Lin gets star treatment at Garden

Jeremy Lin drew plenty of boos and cheers in his first game in Boston as a Knicks starter. AP Photo/Michael Dwyer

BOSTON -- The TD Garden crowd gave Jeremy Lin the visiting star treatment on Sunday.

The visiting star treatment, if you’re wondering, sounds a little something like this: Boooooo! …, Yeeeeaaaah!

The former Harvard star received a mix of boos and cheers when he was introduced in the starting lineup for the New York Knicks. Whenever he touched the ball in the opening minutes, a chorus of catcalls cascaded from the stands.

Yet when the man who inspired a thousand puns made a couple of nice plays late in regulation to help the Knicks erase a Celtics lead (New York eventually would lose 115-111 in overtime), the crowd applauded as if he was one of its own.

“I mean, [it’s] definitely kind of my second home,” Lin said, when asked what it was like to play in Boston again. “Just spending so much time out here. [I’m] thankful to all the fans who came out. Definitely heard them, definitely felt their energy, so very thankful for that.”

Lin picked up two quick fouls in the first quarter, sending him to the bench after just three minutes. He sat there for the rest of the quarter, in his orange warm-up shirt with a towel wrapped around his shoulders and another spread across his lap.

Not exactly what the many fans in attendance in blue-and-orange, No. 17 Knicks jerseys had hoped to see.

The second quarter was better in that regard. Lin drove right on Avery Bradley, lowering his shoulder then stopping on a dime and throwing in a short jumper off glass for his first points of the afternoon.

The crowd cheered.

Later, Lin scooped up a defensive rebound and pushed the ball upcourt. Keeping his eyes up, Lin spotted Iman Shumpert running ahead of the defense and unleashed a pinpoint alley-oop pass that Shumpert slammed home with authority.

That brought more cheers.

The loudest outburst, however, came late. With the C’s leading 96-90, Lin had the ball tipped away from him at the free throw line, then outscrambled Paul Pierce to corral the bouncing ball. Turning to the basket, Lin saw a lane and took it, throwing in a running lefty layup to cut the deficit to four.

There was 2:34 remaining. Time for more Linsanity -- by which, of course, we mean almost-out-of-control action. Because that seems to be what Lin does best.

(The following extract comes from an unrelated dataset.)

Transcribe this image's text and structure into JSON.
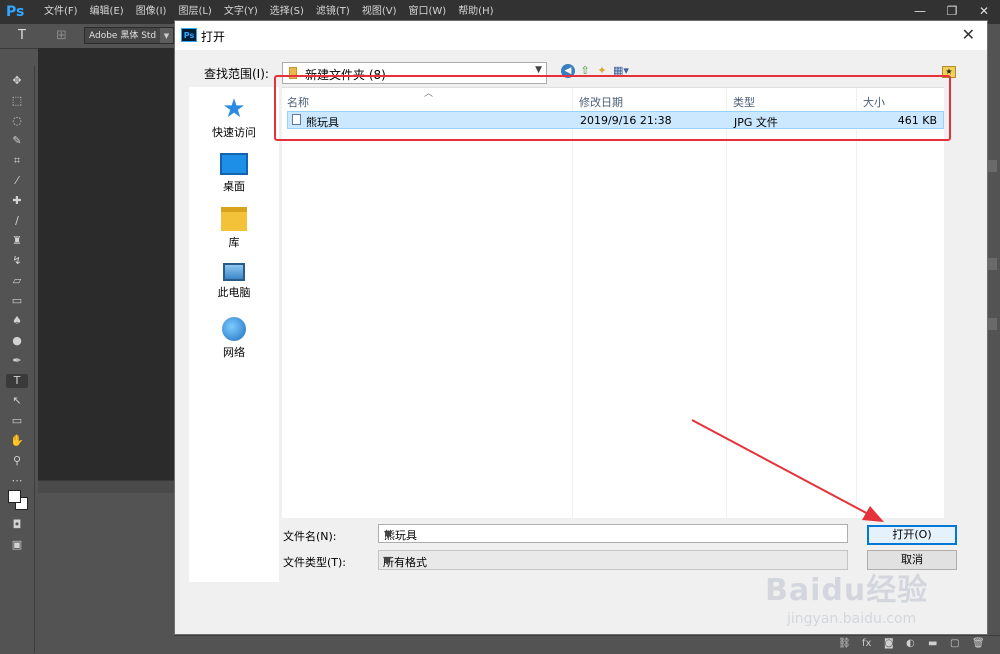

The Knicks point guard drove left and, after his lane was shut off, left his feet with nowhere to go with the ball. He threw a wild pass out to Shumpert and fell to the floor. As Shumpert dribbled into the lane, Lin picked himself up and floated out to the corner.

Shumpert saw him wide open and kicked the ball out. Lin caught it, collected himself and drained the shot to cut the deficit to one.

There was 2:07 remaining. The Celtics called time out, momentum having shifted entirely to Lin & Co.

And while it was Carmelo Anthony who made the baskets that actually put the Knicks ahead and forced Pierce to hit a 3 with 4.9 seconds left to send the game to overtime, none of it would have been possible without Lin’s personal 5-point run.

His numbers for the fourth quarter: 6 points on 2-for-2 shooting, including 1-for-1 from 3 and 1-for-2 from the free throw line, 1 assist.

His numbers overall: 14 points on 6-for-16 shooting, including 1-for-2 on 3s and 1-for-2 from the line, 4 rebounds, 5 assists, 4 fouls, 1 steal and 6 turnovers.

“They did a good job on controlling the paint, for sure,” Lin said. “They had me take a lot of tough shots. I didn’t really get much easy stuff today. But still in my opinion I should have finished a lot of those shots.

“Hopefully next time we play them I’ll be able to hit the same shots.”

When the final buzzer sounded, the Harvard product had been schooled by his counterpart on the home team. Rajon Rondo had 18 points, 17 rebounds and 20 assists, his fourth triple-double of the season and the 17th of his career.

“He’s definitely one of the best in the league,” Lin said of Rondo. “You saw his statline tonight, not many guards -- maybe no guards -- can put up something like that.”

After a few minutes of answering questions, the backpack-toting Lin was ushered away from the media mob and allowed to say a quick hello to a few old friends who had come to see him.

It seemed a welcome respite after a long, hard afternoon.

But before he was whisked out of the press pack, he got one more instance of visiting star treatment.

Jeremy, a reporter asked, did your performance suffer because you were trying too hard to play well here?

“I don’t think I tried too hard,” Lin said, showing an even keel even after a tough day. “I think I tried just as hard as I should have.

“The shots just didn’t fall.”

Jack McCluskey is an editor for ESPN.com and a frequent contributor to ESPNBoston.com. Follow him on Twitter @jack_mccluskey.